Paris presents stricter anti-terror law | Free press


Paris (AP) – France wants to step up the fight against terror a few days after a deadly attack on a police officer.

The government in Paris launched a bill on Wednesday that should, among other things, facilitate tracing potential perpetrators via the internet. “The Islamist threat remains very high,” Prime Minister Jean Castex warned after the government meeting chaired by President Emmanuel Macron. The state and the judiciary should be given more resources.

Last Friday, another police officer near Paris was murdered by an attacker. “Stépahnie Monfermé (…) was brutally murdered by an Islamic terrorist in front of her police station in Rambouillet,” said Castex. “Stéphanie Monfermé and Samuel Paty – both civil servants – are attacking the republic.” Teacher Paty was beheaded by an Islamist last fall and the case caused international horror.
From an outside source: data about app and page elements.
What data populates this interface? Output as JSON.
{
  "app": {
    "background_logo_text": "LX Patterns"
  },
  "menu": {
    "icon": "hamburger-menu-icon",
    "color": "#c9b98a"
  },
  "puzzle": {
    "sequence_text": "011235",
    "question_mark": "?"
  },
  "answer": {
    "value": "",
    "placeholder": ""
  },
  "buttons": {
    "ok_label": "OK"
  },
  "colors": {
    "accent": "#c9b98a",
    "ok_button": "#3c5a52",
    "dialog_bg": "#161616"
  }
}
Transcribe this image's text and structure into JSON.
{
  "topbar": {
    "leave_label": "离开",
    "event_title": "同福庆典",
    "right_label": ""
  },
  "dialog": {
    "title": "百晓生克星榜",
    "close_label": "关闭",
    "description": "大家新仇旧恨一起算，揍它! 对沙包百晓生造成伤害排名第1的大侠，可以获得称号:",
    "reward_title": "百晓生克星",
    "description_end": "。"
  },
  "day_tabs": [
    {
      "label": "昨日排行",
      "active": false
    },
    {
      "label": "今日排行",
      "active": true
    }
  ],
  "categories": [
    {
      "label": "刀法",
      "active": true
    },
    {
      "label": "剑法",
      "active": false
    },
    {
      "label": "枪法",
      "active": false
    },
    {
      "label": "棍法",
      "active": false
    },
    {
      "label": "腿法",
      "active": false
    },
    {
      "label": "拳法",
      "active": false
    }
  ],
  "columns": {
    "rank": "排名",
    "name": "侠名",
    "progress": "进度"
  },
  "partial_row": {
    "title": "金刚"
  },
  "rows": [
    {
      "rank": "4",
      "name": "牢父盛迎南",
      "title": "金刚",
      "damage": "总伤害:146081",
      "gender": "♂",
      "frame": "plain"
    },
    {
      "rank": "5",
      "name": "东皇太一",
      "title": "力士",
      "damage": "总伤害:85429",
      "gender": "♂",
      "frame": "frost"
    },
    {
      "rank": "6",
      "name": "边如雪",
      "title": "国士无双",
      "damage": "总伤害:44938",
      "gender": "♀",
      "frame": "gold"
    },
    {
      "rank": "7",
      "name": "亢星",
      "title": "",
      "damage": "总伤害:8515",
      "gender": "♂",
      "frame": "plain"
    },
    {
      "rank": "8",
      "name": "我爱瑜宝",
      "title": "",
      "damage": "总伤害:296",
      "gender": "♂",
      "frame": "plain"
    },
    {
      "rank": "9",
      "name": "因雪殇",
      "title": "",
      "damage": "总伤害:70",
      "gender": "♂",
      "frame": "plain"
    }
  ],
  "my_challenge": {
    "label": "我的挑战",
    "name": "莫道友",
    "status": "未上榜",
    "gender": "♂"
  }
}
The bill of the Ministry of the Interior and Justice, which has since been passed by the government, has been in preparation for some time. Castex stressed that the text was not a response to the attack on the police officer. He also said the profile of the terrorists has recently changed. Increasingly, it concerns individual perpetrators who do not necessarily belong to an organized terror network and are unknown to the secret services. The authorities should respond to this.

In concrete terms, it should now be possible to better track perpetrators online. This should be done, for example, using algorithms that allow connections to be processed automatically. The technology will also be expanded to include web addresses. It’s about keeping up with new technologies, said Interior Minister Gérald Darmanin. Terrorists rarely use SMS or normal telephone lines, but rely on encrypted messengers, for example.
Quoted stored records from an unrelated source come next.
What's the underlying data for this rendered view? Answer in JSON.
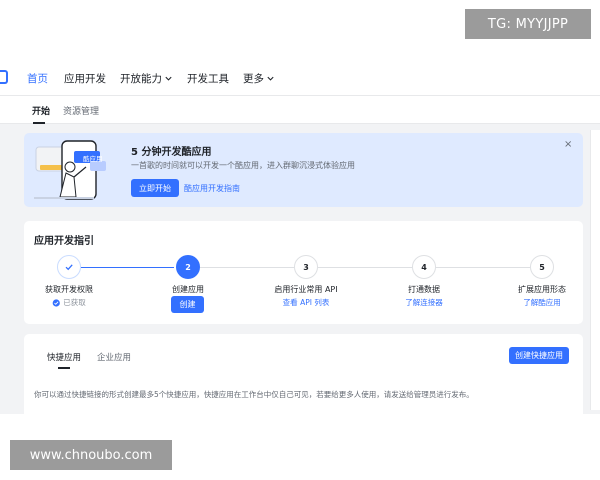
{
  "nav": {
    "items": [
      {
        "label": "首页",
        "active": true
      },
      {
        "label": "应用开发"
      },
      {
        "label": "开放能力",
        "dropdown": true
      },
      {
        "label": "开发工具"
      },
      {
        "label": "更多",
        "dropdown": true
      }
    ]
  },
  "subnav": {
    "tabs": [
      {
        "label": "开始",
        "active": true
      },
      {
        "label": "资源管理"
      }
    ]
  },
  "banner": {
    "title": "5 分钟开发酷应用",
    "description": "一首歌的时间就可以开发一个酷应用，进入群聊沉浸式体验应用",
    "primary_button": "立即开始",
    "link": "酷应用开发指南",
    "illustration_badge": "酷应用"
  },
  "guide": {
    "title": "应用开发指引",
    "steps": [
      {
        "number": "✓",
        "label": "获取开发权限",
        "sub": "已获取",
        "status": "done"
      },
      {
        "number": "2",
        "label": "创建应用",
        "sub": "创建",
        "status": "active"
      },
      {
        "number": "3",
        "label": "启用行业常用 API",
        "sub": "查看 API 列表",
        "status": "todo"
      },
      {
        "number": "4",
        "label": "打通数据",
        "sub": "了解连接器",
        "status": "todo"
      },
      {
        "number": "5",
        "label": "扩展应用形态",
        "sub": "了解酷应用",
        "status": "todo"
      }
    ]
  },
  "apps": {
    "tabs": [
      {
        "label": "快捷应用",
        "active": true
      },
      {
        "label": "企业应用"
      }
    ],
    "create_button": "创建快捷应用",
    "description": "你可以通过快捷链接的形式创建最多5个快捷应用，快捷应用在工作台中仅自己可见，若要给更多人使用，请发送给管理员进行发布。"
  },
  "watermarks": {
    "tg": "TG: MYYJJPP",
    "url": "www.chnoubo.com"
  },
  "colors": {
    "accent": "#3370ff",
    "banner_bg": "#dfeaff",
    "page_bg": "#f2f3f5",
    "success": "#3370ff"
  }
}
The government plans are controversial among data protection activists. The government is accused of restricting the rights of freedom with the new regulations. Darmanin emphasized that the text contains guarantees to prevent abuse.

The draft also provides for tougher requirements for people who have spent time in prison for terrorist offenses. You may be imposed certain obligations. According to Justice Minister Eric Dupond-Moretti, less than 100 prisoners are affected in France. The authorities should also be given a freer hand in the home searches of suspects. The closure of places of worship suspected of supporting terrorism could be extended to other buildings.
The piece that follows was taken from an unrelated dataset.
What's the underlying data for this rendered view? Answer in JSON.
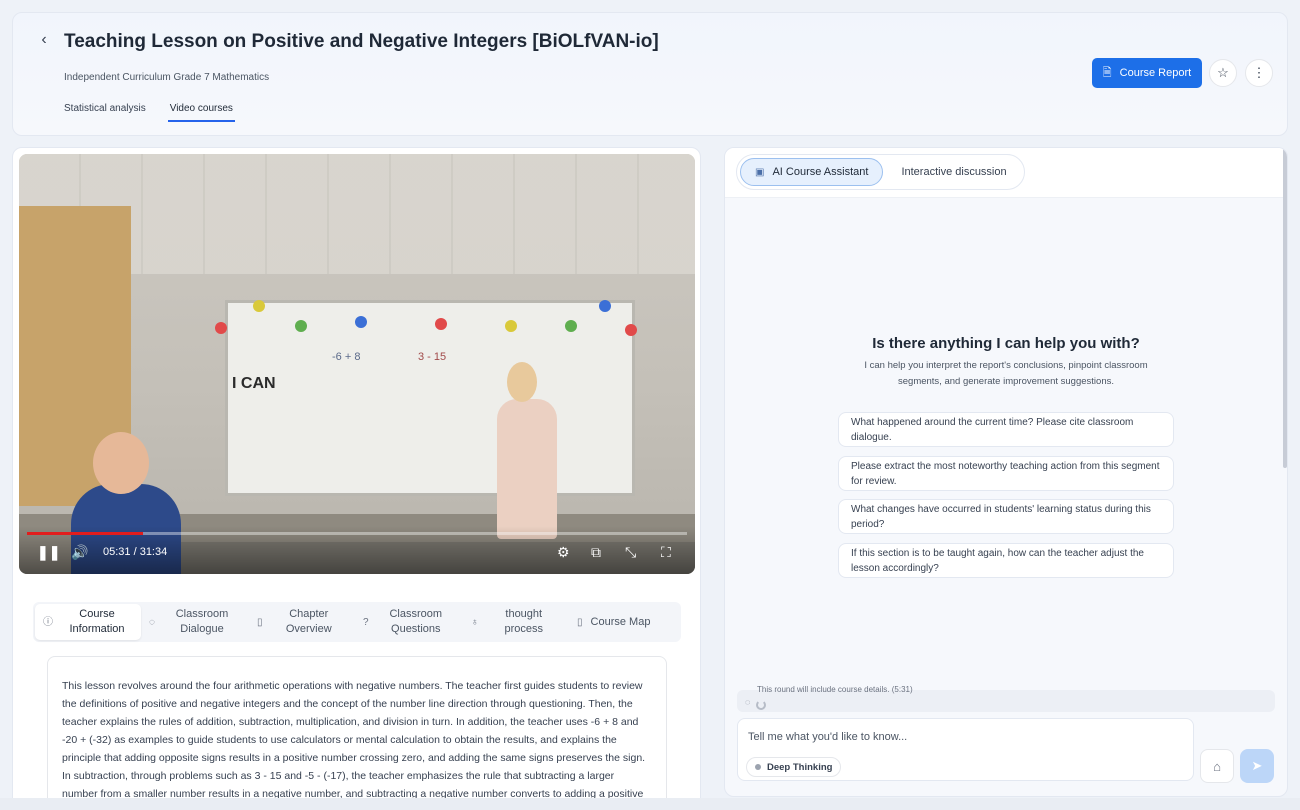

The bill is now being debated in parliament, which should give the green light for tightening. France has been rocked by Islamic terrorism for years. According to the government, 36 attacks have been thwarted in the country since 2017. The government has repeatedly been accused of being too lax in the fight against terrorism.